(EXERCISE BRIEF):
Would you restate the entries below word for word, leaving out the images?

(Interface dataset entries)
☆ ☆ ☆ ☆

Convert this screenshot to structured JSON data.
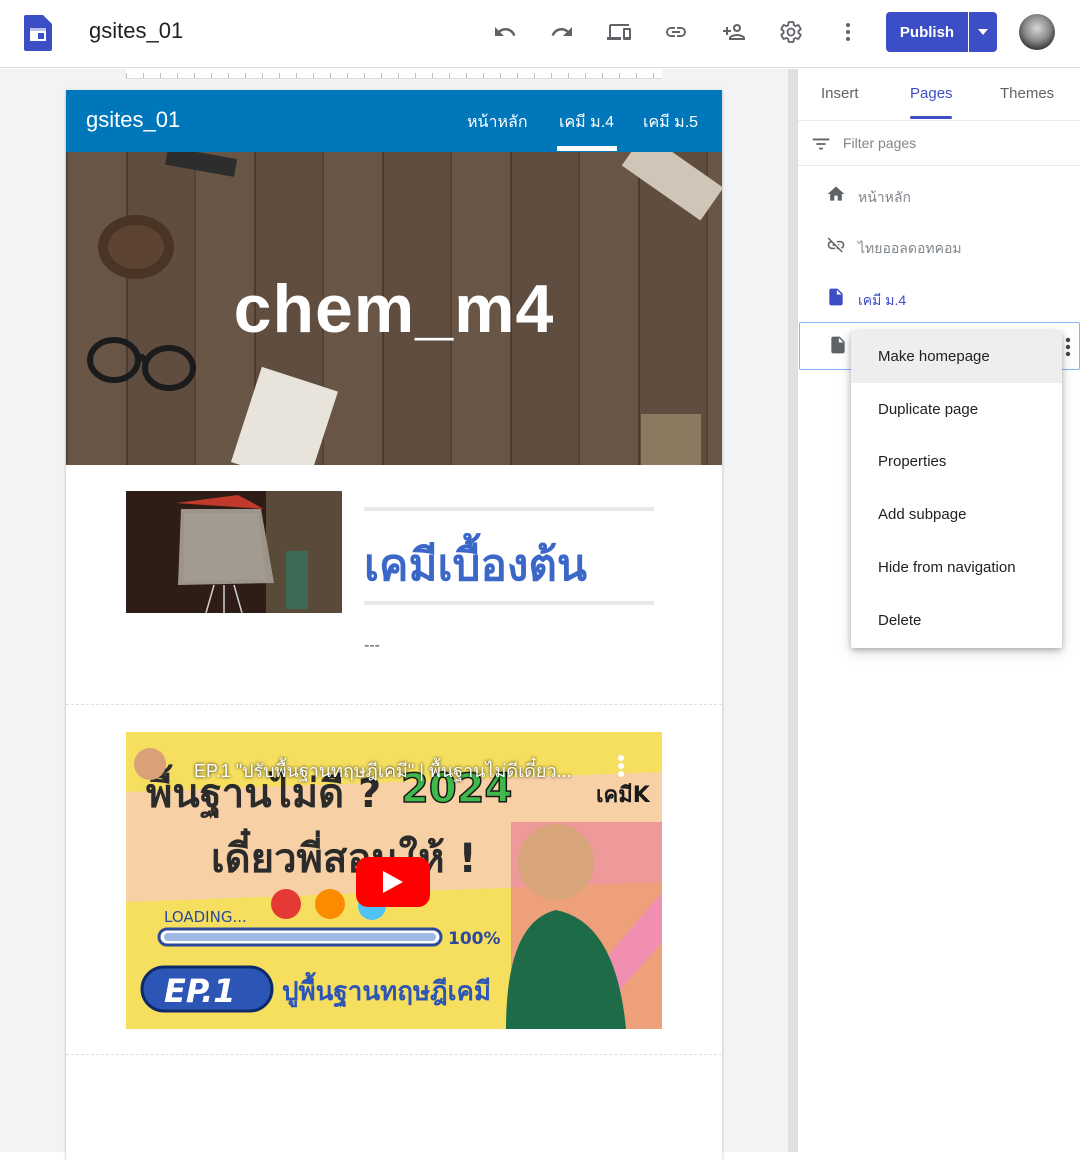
{
  "app": {
    "doc_title": "gsites_01",
    "toolbar": {
      "undo_icon": "undo-icon",
      "redo_icon": "redo-icon",
      "preview_icon": "devices-preview-icon",
      "link_icon": "link-icon",
      "share_icon": "add-person-icon",
      "settings_icon": "gear-icon",
      "more_icon": "more-vert-icon",
      "publish_label": "Publish"
    }
  },
  "site": {
    "name": "gsites_01",
    "nav": [
      "หน้าหลัก",
      "เคมี ม.4",
      "เคมี ม.5"
    ],
    "hero_title": "chem_m4",
    "section_heading": "เคมีเบื้องต้น",
    "section_text": "---",
    "video_title": "EP.1 \"ปรับพื้นฐานทฤษฎีเคมี\" | พื้นฐานไม่ดีเดี๋ยว..."
  },
  "panel": {
    "tabs": [
      "Insert",
      "Pages",
      "Themes"
    ],
    "active_tab": "Pages",
    "filter_placeholder": "Filter pages",
    "pages": [
      {
        "label": "หน้าหลัก",
        "icon": "home-icon"
      },
      {
        "label": "ไทยออลดอทคอม",
        "icon": "link-off-icon"
      },
      {
        "label": "เคมี ม.4",
        "icon": "page-icon"
      },
      {
        "label": "",
        "icon": "page-icon"
      }
    ]
  },
  "context_menu": {
    "items": [
      "Make homepage",
      "Duplicate page",
      "Properties",
      "Add subpage",
      "Hide from navigation",
      "Delete"
    ]
  },
  "colors": {
    "accent": "#3c4ec6",
    "site_header": "#0077bb",
    "heading": "#3a67c8"
  }
}
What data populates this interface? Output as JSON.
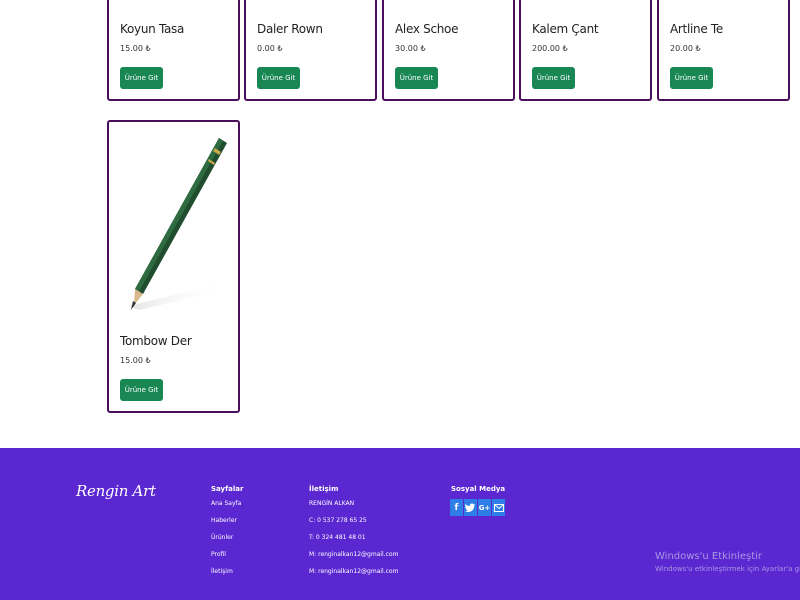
{
  "products": [
    {
      "name": "Koyun Tasa",
      "price": "15.00 ₺",
      "button": "Ürüne Git"
    },
    {
      "name": "Daler Rown",
      "price": "0.00 ₺",
      "button": "Ürüne Git"
    },
    {
      "name": "Alex Schoe",
      "price": "30.00 ₺",
      "button": "Ürüne Git"
    },
    {
      "name": "Kalem Çant",
      "price": "200.00 ₺",
      "button": "Ürüne Git"
    },
    {
      "name": "Artline Te",
      "price": "20.00 ₺",
      "button": "Ürüne Git"
    },
    {
      "name": "Tombow Der",
      "price": "15.00 ₺",
      "button": "Ürüne Git"
    }
  ],
  "footer": {
    "brand": "Rengin Art",
    "pages": {
      "title": "Sayfalar",
      "items": [
        "Ana Sayfa",
        "Haberler",
        "Ürünler",
        "Profil",
        "İletişim"
      ]
    },
    "contact": {
      "title": "İletişim",
      "items": [
        "RENGİN ALKAN",
        "C: 0 537 278 65 25",
        "T: 0 324 481 48 01",
        "M: renginalkan12@gmail.com",
        "M: renginalkan12@gmail.com"
      ]
    },
    "social": {
      "title": "Sosyal Medya",
      "icons": [
        "facebook-icon",
        "twitter-icon",
        "google-plus-icon",
        "mail-icon"
      ]
    },
    "colors": {
      "background": "#5b27d1",
      "social_icon": "#2f7de6",
      "button": "#198754",
      "card_border": "#4a0e5c"
    }
  },
  "windows_activation": {
    "title": "Windows'u Etkinleştir",
    "subtitle": "Windows'u etkinleştirmek için Ayarlar'a gidin."
  }
}
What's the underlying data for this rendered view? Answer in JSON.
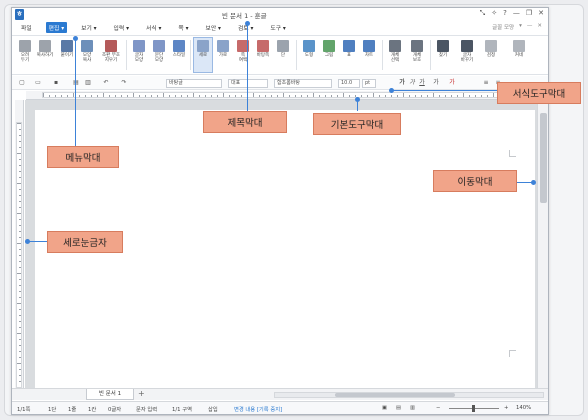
{
  "window": {
    "app_icon": "ㅎ",
    "title": "빈 문서 1 - 훈글",
    "controls": [
      "⤡",
      "✧",
      "?",
      "—",
      "❐",
      "✕"
    ]
  },
  "menubar": {
    "items": [
      "파일",
      "편집",
      "보기",
      "입력",
      "서식",
      "쪽",
      "보안",
      "검토",
      "도구"
    ],
    "dropdown_marker": "▾",
    "right": [
      "글꼴 모양",
      "▾",
      "—",
      "✕"
    ]
  },
  "ribbon": {
    "buttons": [
      {
        "label": "오려\n두기",
        "color": "#9da3ab"
      },
      {
        "label": "복사하기",
        "color": "#9da3ab"
      },
      {
        "label": "붙이기",
        "color": "#5a79a6"
      },
      {
        "label": "모양\n복사",
        "color": "#6d8fba"
      },
      {
        "label": "조판 부호\n지우기",
        "color": "#b45a5a"
      },
      {
        "label": "글자\n모양",
        "color": "#7f96c7"
      },
      {
        "label": "문단\n모양",
        "color": "#7f96c7"
      },
      {
        "label": "스타일",
        "color": "#5d86c5"
      },
      {
        "label": "세로",
        "color": "#8aa3c9"
      },
      {
        "label": "가로",
        "color": "#8aa3c9"
      },
      {
        "label": "쪽\n여백",
        "color": "#c66a6a"
      },
      {
        "label": "바탕쪽",
        "color": "#c66a6a"
      },
      {
        "label": "단",
        "color": "#9ba3ad"
      },
      {
        "label": "도형",
        "color": "#5a93c9"
      },
      {
        "label": "그림",
        "color": "#62a46b"
      },
      {
        "label": "표",
        "color": "#4f7fc0"
      },
      {
        "label": "차트",
        "color": "#4f7fc0"
      },
      {
        "label": "개체\n선택",
        "color": "#6b7480"
      },
      {
        "label": "개체\n보호",
        "color": "#6b7480"
      },
      {
        "label": "찾기",
        "color": "#4b5563"
      },
      {
        "label": "글자\n바꾸기",
        "color": "#4b5563"
      },
      {
        "label": "검정",
        "color": "#b0b5bc"
      },
      {
        "label": "커네",
        "color": "#b0b5bc"
      }
    ]
  },
  "format_bar": {
    "style": "바탕글",
    "lang": "대표",
    "font": "함초롬바탕",
    "size": "10.0",
    "unit": "pt",
    "char_buttons": [
      "가",
      "가",
      "가",
      "가",
      "가"
    ]
  },
  "tabs": {
    "doc_tab": "빈 문서 1",
    "add": "+"
  },
  "statusbar": {
    "page": "1/1쪽",
    "section": "1단",
    "line": "1줄",
    "column": "1칸",
    "chars": "0글자",
    "mode": "문자 입력",
    "sections": "1/1 구역",
    "insert": "삽입",
    "track": "변경 내용 [기록 중지]",
    "zoom": "140%"
  },
  "callouts": {
    "menubar": "메뉴막대",
    "titlebar": "제목막대",
    "toolbar": "기본도구막대",
    "formatbar": "서식도구막대",
    "scrollbar": "이동막대",
    "ruler": "세로눈금자"
  }
}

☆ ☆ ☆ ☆

(RESPONSE):
Convert this screenshot to structured JSON data.
{
  "app": {
    "doc_title": "gsites_01",
    "toolbar": {
      "undo_icon": "undo-icon",
      "redo_icon": "redo-icon",
      "preview_icon": "devices-preview-icon",
      "link_icon": "link-icon",
      "share_icon": "add-person-icon",
      "settings_icon": "gear-icon",
      "more_icon": "more-vert-icon",
      "publish_label": "Publish"
    }
  },
  "site": {
    "name": "gsites_01",
    "nav": [
      "หน้าหลัก",
      "เคมี ม.4",
      "เคมี ม.5"
    ],
    "hero_title": "chem_m4",
    "section_heading": "เคมีเบื้องต้น",
    "section_text": "---",
    "video_title": "EP.1 \"ปรับพื้นฐานทฤษฎีเคมี\" | พื้นฐานไม่ดีเดี๋ยว..."
  },
  "panel": {
    "tabs": [
      "Insert",
      "Pages",
      "Themes"
    ],
    "active_tab": "Pages",
    "filter_placeholder": "Filter pages",
    "pages": [
      {
        "label": "หน้าหลัก",
        "icon": "home-icon"
      },
      {
        "label": "ไทยออลดอทคอม",
        "icon": "link-off-icon"
      },
      {
        "label": "เคมี ม.4",
        "icon": "page-icon"
      },
      {
        "label": "",
        "icon": "page-icon"
      }
    ]
  },
  "context_menu": {
    "items": [
      "Make homepage",
      "Duplicate page",
      "Properties",
      "Add subpage",
      "Hide from navigation",
      "Delete"
    ]
  },
  "colors": {
    "accent": "#3c4ec6",
    "site_header": "#0077bb",
    "heading": "#3a67c8"
  }
}
What data populates this interface? Output as JSON.
{
  "products": [
    {
      "name": "Koyun Tasa",
      "price": "15.00 ₺",
      "button": "Ürüne Git"
    },
    {
      "name": "Daler Rown",
      "price": "0.00 ₺",
      "button": "Ürüne Git"
    },
    {
      "name": "Alex Schoe",
      "price": "30.00 ₺",
      "button": "Ürüne Git"
    },
    {
      "name": "Kalem Çant",
      "price": "200.00 ₺",
      "button": "Ürüne Git"
    },
    {
      "name": "Artline Te",
      "price": "20.00 ₺",
      "button": "Ürüne Git"
    },
    {
      "name": "Tombow Der",
      "price": "15.00 ₺",
      "button": "Ürüne Git"
    }
  ],
  "footer": {
    "brand": "Rengin Art",
    "pages": {
      "title": "Sayfalar",
      "items": [
        "Ana Sayfa",
        "Haberler",
        "Ürünler",
        "Profil",
        "İletişim"
      ]
    },
    "contact": {
      "title": "İletişim",
      "items": [
        "RENGİN ALKAN",
        "C: 0 537 278 65 25",
        "T: 0 324 481 48 01",
        "M: renginalkan12@gmail.com",
        "M: renginalkan12@gmail.com"
      ]
    },
    "social": {
      "title": "Sosyal Medya",
      "icons": [
        "facebook-icon",
        "twitter-icon",
        "google-plus-icon",
        "mail-icon"
      ]
    },
    "colors": {
      "background": "#5b27d1",
      "social_icon": "#2f7de6",
      "button": "#198754",
      "card_border": "#4a0e5c"
    }
  },
  "windows_activation": {
    "title": "Windows'u Etkinleştir",
    "subtitle": "Windows'u etkinleştirmek için Ayarlar'a gidin."
  }
}
What's the underlying data for this rendered view? Answer in JSON.
{
  "window": {
    "app_icon": "ㅎ",
    "title": "빈 문서 1 - 훈글",
    "controls": [
      "⤡",
      "✧",
      "?",
      "—",
      "❐",
      "✕"
    ]
  },
  "menubar": {
    "items": [
      "파일",
      "편집",
      "보기",
      "입력",
      "서식",
      "쪽",
      "보안",
      "검토",
      "도구"
    ],
    "dropdown_marker": "▾",
    "right": [
      "글꼴 모양",
      "▾",
      "—",
      "✕"
    ]
  },
  "ribbon": {
    "buttons": [
      {
        "label": "오려\n두기",
        "color": "#9da3ab"
      },
      {
        "label": "복사하기",
        "color": "#9da3ab"
      },
      {
        "label": "붙이기",
        "color": "#5a79a6"
      },
      {
        "label": "모양\n복사",
        "color": "#6d8fba"
      },
      {
        "label": "조판 부호\n지우기",
        "color": "#b45a5a"
      },
      {
        "label": "글자\n모양",
        "color": "#7f96c7"
      },
      {
        "label": "문단\n모양",
        "color": "#7f96c7"
      },
      {
        "label": "스타일",
        "color": "#5d86c5"
      },
      {
        "label": "세로",
        "color": "#8aa3c9"
      },
      {
        "label": "가로",
        "color": "#8aa3c9"
      },
      {
        "label": "쪽\n여백",
        "color": "#c66a6a"
      },
      {
        "label": "바탕쪽",
        "color": "#c66a6a"
      },
      {
        "label": "단",
        "color": "#9ba3ad"
      },
      {
        "label": "도형",
        "color": "#5a93c9"
      },
      {
        "label": "그림",
        "color": "#62a46b"
      },
      {
        "label": "표",
        "color": "#4f7fc0"
      },
      {
        "label": "차트",
        "color": "#4f7fc0"
      },
      {
        "label": "개체\n선택",
        "color": "#6b7480"
      },
      {
        "label": "개체\n보호",
        "color": "#6b7480"
      },
      {
        "label": "찾기",
        "color": "#4b5563"
      },
      {
        "label": "글자\n바꾸기",
        "color": "#4b5563"
      },
      {
        "label": "검정",
        "color": "#b0b5bc"
      },
      {
        "label": "커네",
        "color": "#b0b5bc"
      }
    ]
  },
  "format_bar": {
    "style": "바탕글",
    "lang": "대표",
    "font": "함초롬바탕",
    "size": "10.0",
    "unit": "pt",
    "char_buttons": [
      "가",
      "가",
      "가",
      "가",
      "가"
    ]
  },
  "tabs": {
    "doc_tab": "빈 문서 1",
    "add": "+"
  },
  "statusbar": {
    "page": "1/1쪽",
    "section": "1단",
    "line": "1줄",
    "column": "1칸",
    "chars": "0글자",
    "mode": "문자 입력",
    "sections": "1/1 구역",
    "insert": "삽입",
    "track": "변경 내용 [기록 중지]",
    "zoom": "140%"
  },
  "callouts": {
    "menubar": "메뉴막대",
    "titlebar": "제목막대",
    "toolbar": "기본도구막대",
    "formatbar": "서식도구막대",
    "scrollbar": "이동막대",
    "ruler": "세로눈금자"
  }
}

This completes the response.